They have the knowledge and expertise to properly classify and document your goods, ensuring that they meet all import and export regulations. This can save you time and money in the long run, as any errors or delays in the shipping process can result in costly fines and penalties. Additionally, specialized international freight forwarding companies often have established relationships with government agencies and trade partners, which can expedite the customs clearance process and help avoid any potential delays. They also stay up-to-date on any changes in regulations or trade agreements, ensuring that your shipments are always in compliance.
In short, when it comes to navigating trade regulations, working with a specialized international freight forwarding company is essential for a smooth and successful shipping experience. Their expertise and resources can help you avoid any legal complications or delays, allowing you to focus on your business and customers.
Benefits of FCL and LCLWhen it comes to international freight forwarding, there are two main options for transporting goods: FCL (full container load) and LCL (less than container load). These terms refer to the amount of space your cargo will take up in a shipping container.
Understanding the advantages of each option is crucial for anyone involved in global shipping and logistics. Let's take a closer look at the benefits of FCL and LCL.
FCL:FCL is a popular choice for businesses with large shipments or those who want to have exclusive use of a container. One of the main benefits of FCL is that it offers more security for your cargo as it does not have to be shared with other shipments. This also means that your goods are less likely to be damaged during transit.
Additionally, using FCL can result in faster shipping times as there is no need for consolidation or deconsolidation at the port.
LCL:LCL is a cost-effective option for businesses with smaller shipments or those who do not require the use of a full container. The main benefit of LCL is that you only pay for the space your cargo takes up, making it a more economical choice for smaller shipments. It also allows for more flexibility in terms of volume, as you can adjust the amount of cargo you ship without having to commit to a full container. Furthermore, using LCL can also help reduce the risk of overstocking, as you only ship what you need. Understanding the advantages of FCL and LCL can help you make an informed decision when it comes to choosing the right option for your business.
Consider factors such as shipment size, budget, and delivery time when deciding between FCL and LCL. Both options have their own unique benefits, so it's important to weigh them carefully before making a decision. In conclusion, FCL and LCL are two important options for international freight forwarding. By understanding the differences between them, as well as other services and solutions that may be needed, you can make informed decisions about how to transport your goods.
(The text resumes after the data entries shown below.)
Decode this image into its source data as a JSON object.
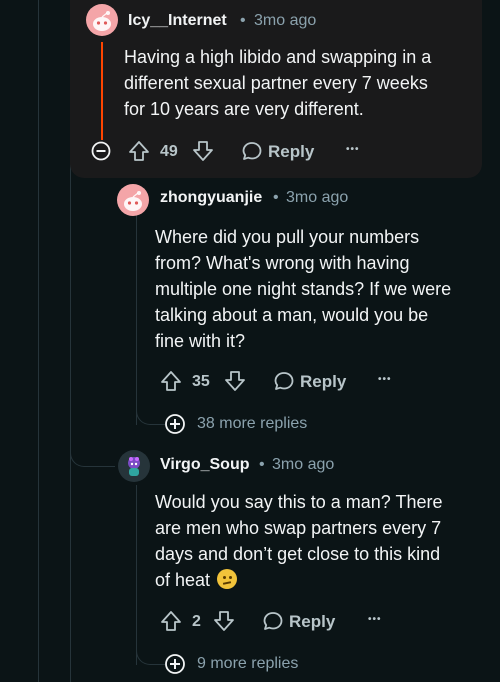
{
  "comments": [
    {
      "username": "Icy__Internet",
      "time": "3mo ago",
      "lines": [
        "Having a high libido and swapping in a",
        "different sexual partner every 7 weeks",
        "for 10 years are very different."
      ],
      "votes": "49",
      "reply_label": "Reply",
      "more": "•••"
    },
    {
      "username": "zhongyuanjie",
      "time": "3mo ago",
      "lines": [
        "Where did you pull your numbers",
        "from? What's wrong with having",
        "multiple one night stands? If we were",
        "talking about a man, would you be",
        "fine with it?"
      ],
      "votes": "35",
      "reply_label": "Reply",
      "more": "•••",
      "more_replies": "38 more replies"
    },
    {
      "username": "Virgo_Soup",
      "time": "3mo ago",
      "lines": [
        "Would you say this to a man? There",
        "are men who swap partners every 7",
        "days and don’t get close to this kind",
        "of heat"
      ],
      "votes": "2",
      "reply_label": "Reply",
      "more": "•••",
      "more_replies": "9 more replies"
    }
  ],
  "separator": "•",
  "colors": {
    "background": "#0b1416",
    "thread_line": "#26343a",
    "highlight_line": "#ff4500",
    "avatar_pink": "#f4a5a8"
  }
}
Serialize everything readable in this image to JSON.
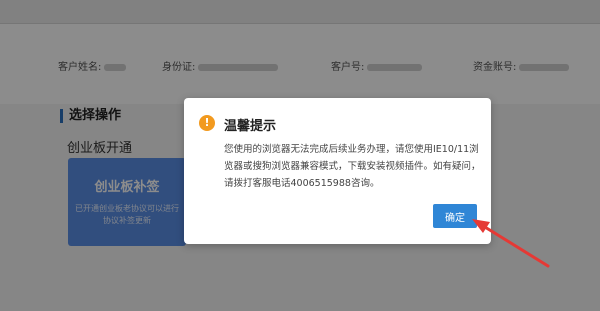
{
  "customer_info": {
    "name_label": "客户姓名:",
    "id_label": "身份证:",
    "customer_no_label": "客户号:",
    "account_label": "资金账号:"
  },
  "section": {
    "title": "选择操作",
    "subtitle": "创业板开通"
  },
  "card": {
    "title": "创业板补签",
    "description": "已开通创业板老协议可以进行协议补签更新"
  },
  "dialog": {
    "icon": "warning-icon",
    "title": "温馨提示",
    "message": "您使用的浏览器无法完成后续业务办理，请您使用IE10/11浏览器或搜狗浏览器兼容模式，下载安装视频插件。如有疑问，请拨打客服电话4006515988咨询。",
    "ok_label": "确定"
  },
  "colors": {
    "accent": "#2f86d6",
    "warning": "#f29a1f",
    "annotation_arrow": "#e53935",
    "card": "#5a8ee6"
  }
}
Whether you choose FCL or LCL, it's important to work with a reputable and experienced company that can help you navigate through the complexities of global shipping and logistics.